The Cavs played like they were mailing this one in from the start. The lane to their basket was a runway for 48 minutes. They got mashed got mashed on lob slams, easy put backs and open finishes in the first two quarters before the Warriors decided to take the party outside and rain down a barrage of money balls from deep. The Cavs were almost willingly creating mismatches and often rotated guards into the post and bigs out to the perimeter, errors the Dubs sniffed out almost every time. LeBron dropped a 29/9/13 line that would have been even prettier if the game had been relevant in the fourth quarter. He still rocked the damn place, though I’d say it was a shade less than elite by lofty Playoff LeBron standards. On a regular finals contender, those numbers would have been good enough to minimally stay competitive from start to finish. The ’17-18 Cavs, who still often stand around like they don’t want the ball back once it enters the safety James’ hands, will need every bit of excellence they can get from number 23. LeBron, I know you’re not on social media right now, so I’ll print out this article and send you a letter. Or maybe an Instagram DM.
Kevin Love ended with a 22/10 double-double and helped space the floor, but was unable to truly affect the game on either end and was always a half step late when trying to contain the Splash Brothers, a task that he faced often. Everyone else on the roster was a detractor, minus maybe George Hill. JR Smith limped to five points on 2-9 shooting in his much-hyped “redemption game”. Jordan Clarkson is a shot jacker without a shot. Tristan Thompson and Larry Nance are one trick ponies that can’t function outside of ten feet from the rim. Kyle Korver is a complete liability on defense and hasn’t been hitting his shots lately, either. We all knew Jeff Green wasn’t going to break out after nine years. These are dire times for the Cavs. Should LeBron decide to leave for a second time, an option that is morphing into a necessity if he wants to truly compete for titles in his twilight years, this roster’s talent would rank firmly in the bottom third of the association.

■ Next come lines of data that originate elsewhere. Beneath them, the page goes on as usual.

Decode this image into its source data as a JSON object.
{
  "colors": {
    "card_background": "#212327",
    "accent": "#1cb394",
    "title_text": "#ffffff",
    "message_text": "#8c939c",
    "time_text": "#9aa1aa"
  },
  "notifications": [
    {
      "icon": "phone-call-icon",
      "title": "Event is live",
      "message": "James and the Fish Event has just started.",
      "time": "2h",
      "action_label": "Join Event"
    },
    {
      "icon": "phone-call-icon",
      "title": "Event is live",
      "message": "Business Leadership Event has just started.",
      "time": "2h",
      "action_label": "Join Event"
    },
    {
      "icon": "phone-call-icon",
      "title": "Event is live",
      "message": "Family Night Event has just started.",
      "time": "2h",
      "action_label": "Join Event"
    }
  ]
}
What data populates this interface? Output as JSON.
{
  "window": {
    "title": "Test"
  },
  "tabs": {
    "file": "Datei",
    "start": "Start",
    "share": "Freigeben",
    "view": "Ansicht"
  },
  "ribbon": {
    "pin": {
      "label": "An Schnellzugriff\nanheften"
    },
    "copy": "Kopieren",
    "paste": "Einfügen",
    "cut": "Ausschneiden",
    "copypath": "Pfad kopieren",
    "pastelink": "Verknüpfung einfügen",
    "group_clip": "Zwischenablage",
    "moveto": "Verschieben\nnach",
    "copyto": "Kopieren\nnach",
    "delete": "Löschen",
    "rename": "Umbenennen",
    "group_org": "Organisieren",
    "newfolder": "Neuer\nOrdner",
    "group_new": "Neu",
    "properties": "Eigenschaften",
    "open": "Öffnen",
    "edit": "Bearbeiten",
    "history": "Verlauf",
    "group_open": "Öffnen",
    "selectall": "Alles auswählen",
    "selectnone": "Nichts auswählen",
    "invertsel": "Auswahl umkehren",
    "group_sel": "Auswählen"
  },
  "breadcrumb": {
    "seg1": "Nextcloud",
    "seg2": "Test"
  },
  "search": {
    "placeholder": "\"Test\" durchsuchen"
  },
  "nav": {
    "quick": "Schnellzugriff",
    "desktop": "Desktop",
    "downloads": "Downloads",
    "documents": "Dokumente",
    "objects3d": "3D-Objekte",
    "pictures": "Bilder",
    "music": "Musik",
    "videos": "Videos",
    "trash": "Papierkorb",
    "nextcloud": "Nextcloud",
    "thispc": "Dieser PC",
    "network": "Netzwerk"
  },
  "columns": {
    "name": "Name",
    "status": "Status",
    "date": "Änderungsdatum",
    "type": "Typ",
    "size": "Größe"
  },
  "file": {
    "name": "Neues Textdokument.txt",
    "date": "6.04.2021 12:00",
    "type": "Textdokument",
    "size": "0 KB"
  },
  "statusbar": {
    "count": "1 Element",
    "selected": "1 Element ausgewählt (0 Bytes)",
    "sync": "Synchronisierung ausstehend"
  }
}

I’m shooting my shot and shooting it early on this one, but at least my take has a chance at landing. The Cavs have no chance at splashing the 50 foot prayer that is winning four of their next five games. It’s rare that a series can truly be declared done by the end of the second game, particularly when the trailing team is heading home. Still, there comes a time when you look reality square in the eye and realize LeBron and an Island of Misfit Toys can’t even begin to counter the best 1-4 talent in NBA history.
Here’s my obligatory Zach Lowe devil’s advocate section. Sure, LeBron is still the best player on the floor. Homecourt advantage matters, there are players in Cleveland like JR and Jordan Clarkson whose talents sometimes produce a fluky star-caliber night every now and again. Maybe the artist formerly known as Rodney Hood can be revived and provide a spark. But, realistically, there are precious few shifting pieces in this series, no magical adjustments that will stop the bleeding. If anything, the Warriors are more likely to strengthen as the series progresses if Iguodala can return and Thompson fully heals. After a glimmer of hope in game one, the second contest was reassurance that these two squads operate in different stratospheres.